Generally the short-term, construction-period segment of the financing package will carry a “prime-plus” interest rate. If the prime short-term bank lending rate is 3 percent, the construction period loan might be set at 4.25 percent to 4.5 percent. The permanent 30-year or 15-year portion of the package generally will be near the going rate for regular mortgages — say 4.25 percent to 4.5 percent on a fixed 30-year loan. Rates can be significantly lower for adjustable rate options such as a popular “5/1” ARM where the rate is fixed for the first five years of the loan, but can vary each year thereafter, typically within a pre-specified range.
So-called “bridge” loans can also be important tools for you. These short-term (six to nine months) financings are designed to get you past a timing squeeze, such as when you’re buying a new home but haven’t yet sold your current house and don’t have all the cash you need.
The lender, who may be a local bank or a subsidiary of your builder, agrees to advance you money using the equity you’ve got in your current home as collateral.
Say you’re short by $50,000 on a down payment needed to buy your new house. Your current home is for sale, but you don’t yet have a buyer. However, you do have $250,000 in net home equity in your current home and only a small first mortgage. A lender could advance you the $50,000 you need either by placing a second mortgage on your current home or by paying off the existing mortgage and taking a first lien position, well-secured by your remaining equity. Once your house sells, part of the proceeds pay off the bridge loan.

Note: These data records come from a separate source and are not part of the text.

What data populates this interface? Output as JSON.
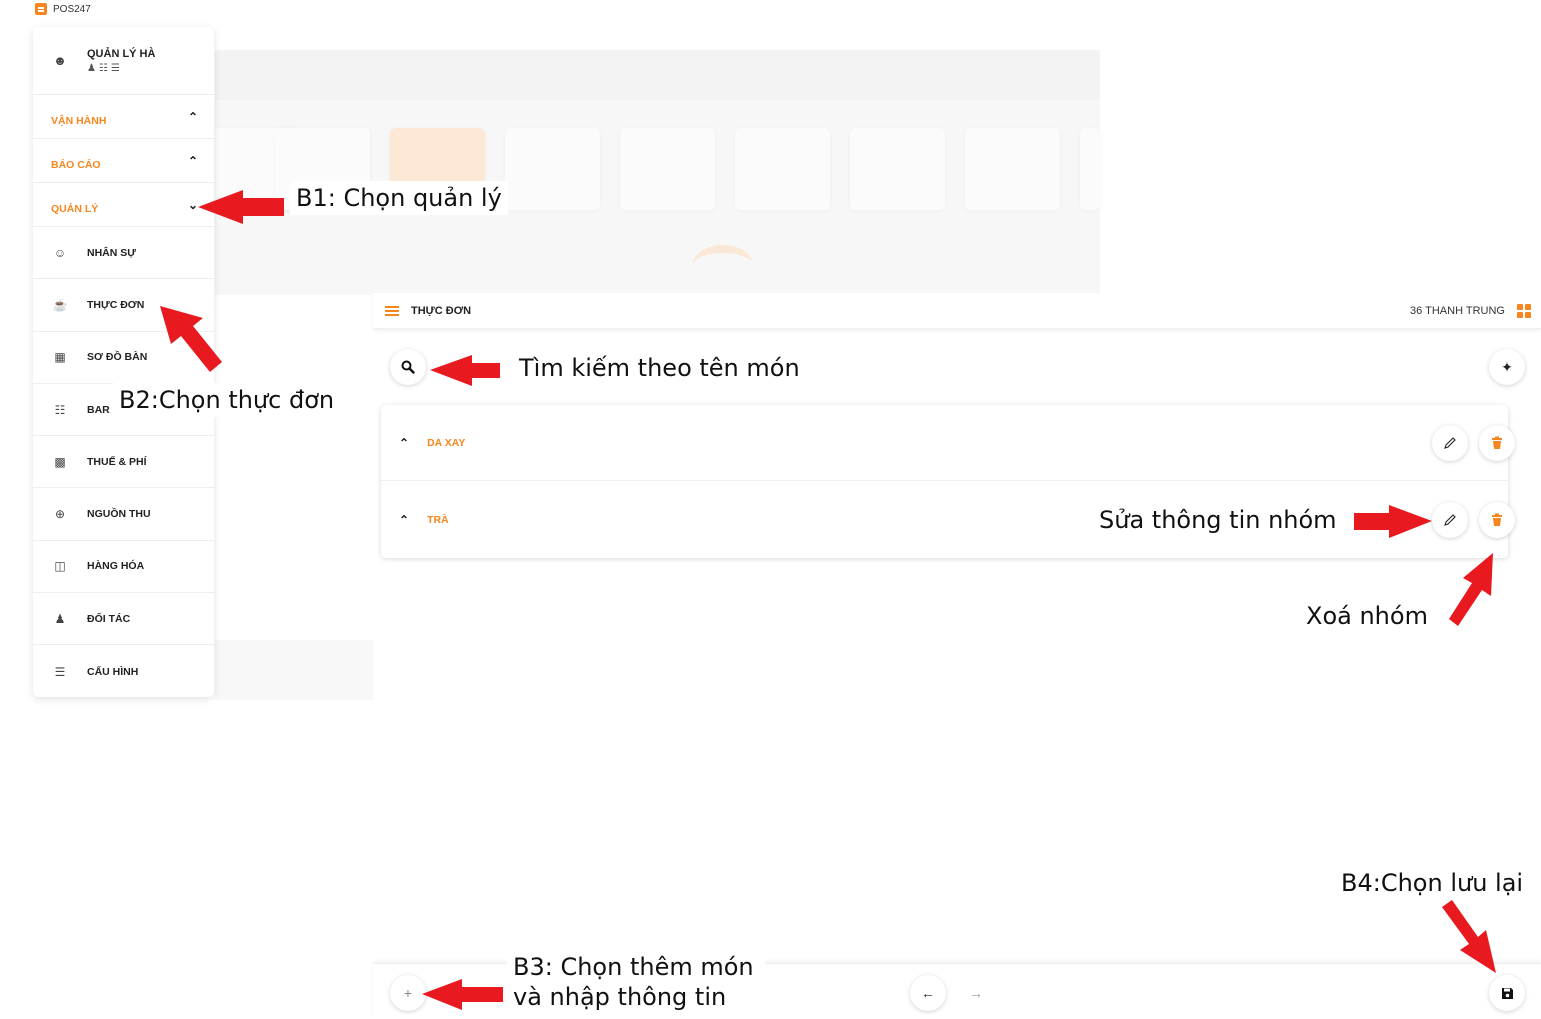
{
  "app": {
    "name": "POS247"
  },
  "sidebar": {
    "user": {
      "name": "QUẢN LÝ HÀ",
      "roles": "♟☷☰"
    },
    "sections": [
      {
        "label": "VẬN HÀNH",
        "chevron": "^"
      },
      {
        "label": "BÁO CÁO",
        "chevron": "^"
      },
      {
        "label": "QUẢN LÝ",
        "chevron": "v"
      }
    ],
    "items": [
      {
        "label": "NHÂN SỰ",
        "icon": "people-icon"
      },
      {
        "label": "THỰC ĐƠN",
        "icon": "cup-icon"
      },
      {
        "label": "SƠ ĐỒ BÀN",
        "icon": "table-grid-icon"
      },
      {
        "label": "BAR",
        "icon": "bar-icon"
      },
      {
        "label": "THUẾ & PHÍ",
        "icon": "invoice-icon"
      },
      {
        "label": "NGUỒN THU",
        "icon": "plus-circle-icon"
      },
      {
        "label": "HÀNG HÓA",
        "icon": "boxes-icon"
      },
      {
        "label": "ĐỐI TÁC",
        "icon": "partner-icon"
      },
      {
        "label": "CẤU HÌNH",
        "icon": "sliders-icon"
      }
    ]
  },
  "main": {
    "title": "THỰC ĐƠN",
    "store": "36 THANH TRUNG",
    "groups": [
      {
        "name": "DA XAY"
      },
      {
        "name": "TRÀ"
      }
    ]
  },
  "annotations": {
    "b1": "B1: Chọn quản lý",
    "b2": "B2:Chọn thực đơn",
    "search": "Tìm kiếm theo tên món",
    "edit": "Sửa thông tin nhóm",
    "delete": "Xoá nhóm",
    "b3_line1": "B3: Chọn thêm món",
    "b3_line2": "và nhập thông tin",
    "b4": "B4:Chọn lưu lại"
  },
  "colors": {
    "accent": "#f7861e",
    "arrow": "#e8191f"
  }
}
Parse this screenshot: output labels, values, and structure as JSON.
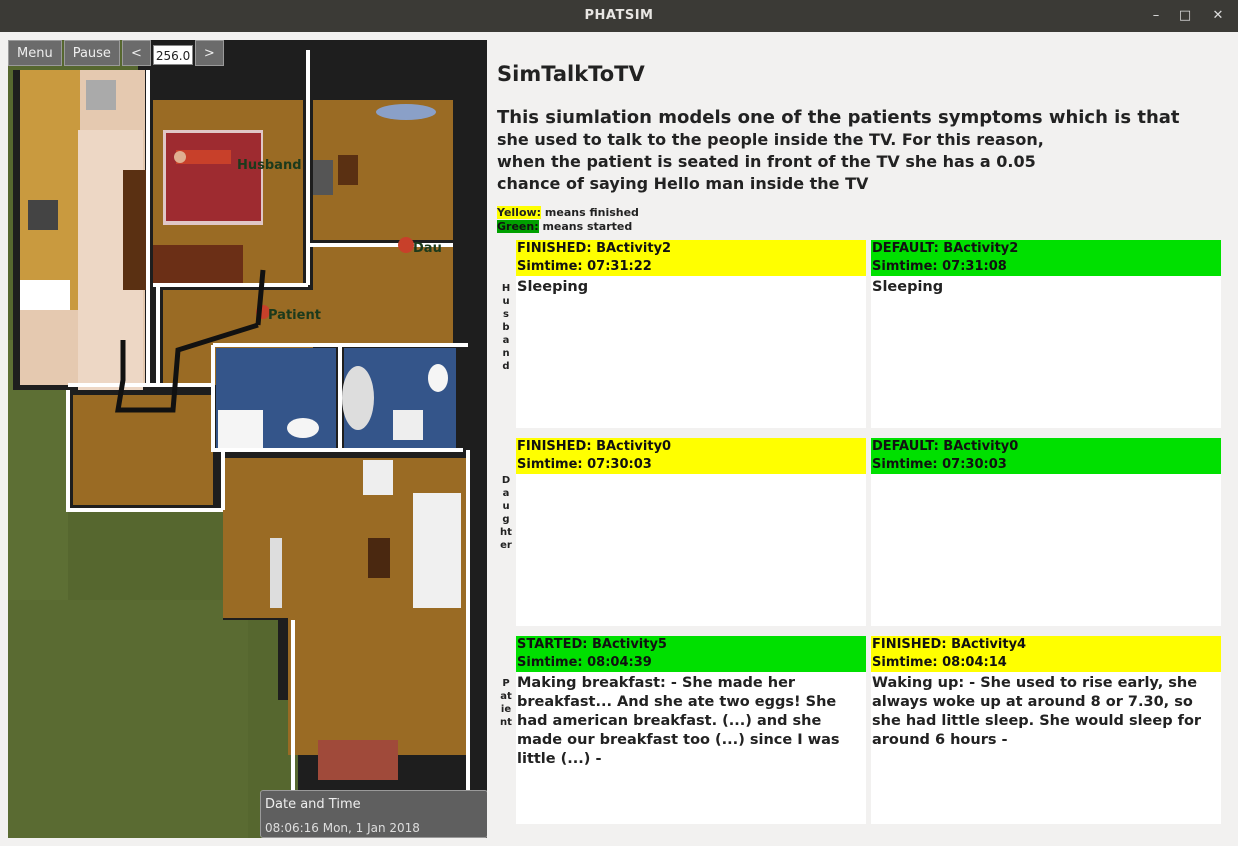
{
  "window": {
    "title": "PHATSIM"
  },
  "toolbar": {
    "menu": "Menu",
    "pause": "Pause",
    "prev": "<",
    "speed": "256.0",
    "next": ">"
  },
  "scene": {
    "labels": {
      "husband": "Husband",
      "daughter": "Dau",
      "patient": "Patient"
    }
  },
  "datetime": {
    "label": "Date and Time",
    "value": "08:06:16 Mon, 1 Jan 2018"
  },
  "sim": {
    "title": "SimTalkToTV",
    "desc_line1": "This siumlation models one of the patients symptoms which is that",
    "desc_line2": "she used to talk to the people inside the TV. For this reason,",
    "desc_line3": "when the patient is seated in front of the TV she has a 0.05",
    "desc_line4": "chance of saying Hello man inside the TV"
  },
  "legend": {
    "yellow_key": "Yellow:",
    "yellow_text": " means finished",
    "green_key": "Green:",
    "green_text": " means started"
  },
  "rows": [
    {
      "label": "Husband",
      "cards": [
        {
          "status": "FINISHED: BActivity2",
          "time": "Simtime:   07:31:22",
          "text": "Sleeping",
          "color": "#ffff00"
        },
        {
          "status": "DEFAULT: BActivity2",
          "time": "Simtime:   07:31:08",
          "text": "Sleeping",
          "color": "#00e000"
        }
      ]
    },
    {
      "label": "Daughter",
      "cards": [
        {
          "status": "FINISHED: BActivity0",
          "time": "Simtime:   07:30:03",
          "text": "",
          "color": "#ffff00"
        },
        {
          "status": "DEFAULT: BActivity0",
          "time": "Simtime:   07:30:03",
          "text": "",
          "color": "#00e000"
        }
      ]
    },
    {
      "label": "Patient",
      "cards": [
        {
          "status": "STARTED: BActivity5",
          "time": "Simtime:   08:04:39",
          "text": "Making breakfast: - She made her breakfast... And she ate two eggs! She had american breakfast. (...) and she made our breakfast too (...) since I was little (...)  -",
          "color": "#00e000"
        },
        {
          "status": "FINISHED: BActivity4",
          "time": "Simtime:   08:04:14",
          "text": "Waking up: - She used to rise early, she always woke up at around 8 or 7.30, so she had little sleep. She would sleep for around 6 hours  -",
          "color": "#ffff00"
        }
      ]
    }
  ]
}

Keep in mind that bridge loans are strictly short term and things get dicey if your current home doesn’t sell within the contracted time period. Bridge loans also come with higher rates than regular mortgages, often at least 2 percentage points higher.
Most large- and medium-sized builders either have wholly owned mortgage subsidiaries or affiliate relationships with outside mortgage companies. This allows builders to offer a menu of financing options to qualified buyers.
Your builder may also offer affiliated title insurance and settlement services. Sometimes the entire financing package comes with sales incentives on the new house, such as upgrades and price breaks. Since there can be significant value in builders financing packages, you should carefully consider the offer. However, you should also know that federal law allows — even encourages — consumers to shop around in the marketplace and use whatever mortgage, title insurance and settlement service company you choose.
As a general rule, the builder’s financing may reduce the time needed to proceed from application through settlement since the entire process is essentially under the control of the builder. It may also give you a slight edge on approval of your financing application and save you money on the total bundle of incentives you’re being offered (on the house combined with the costs of the mortgage and closing).
On the other hand, the builder’s mortgage terms (interest rate, fees and range of loan types) may not be the most favorable available in the marketplace, something you can only know by shopping around and comparing the total package being offered with competing sources.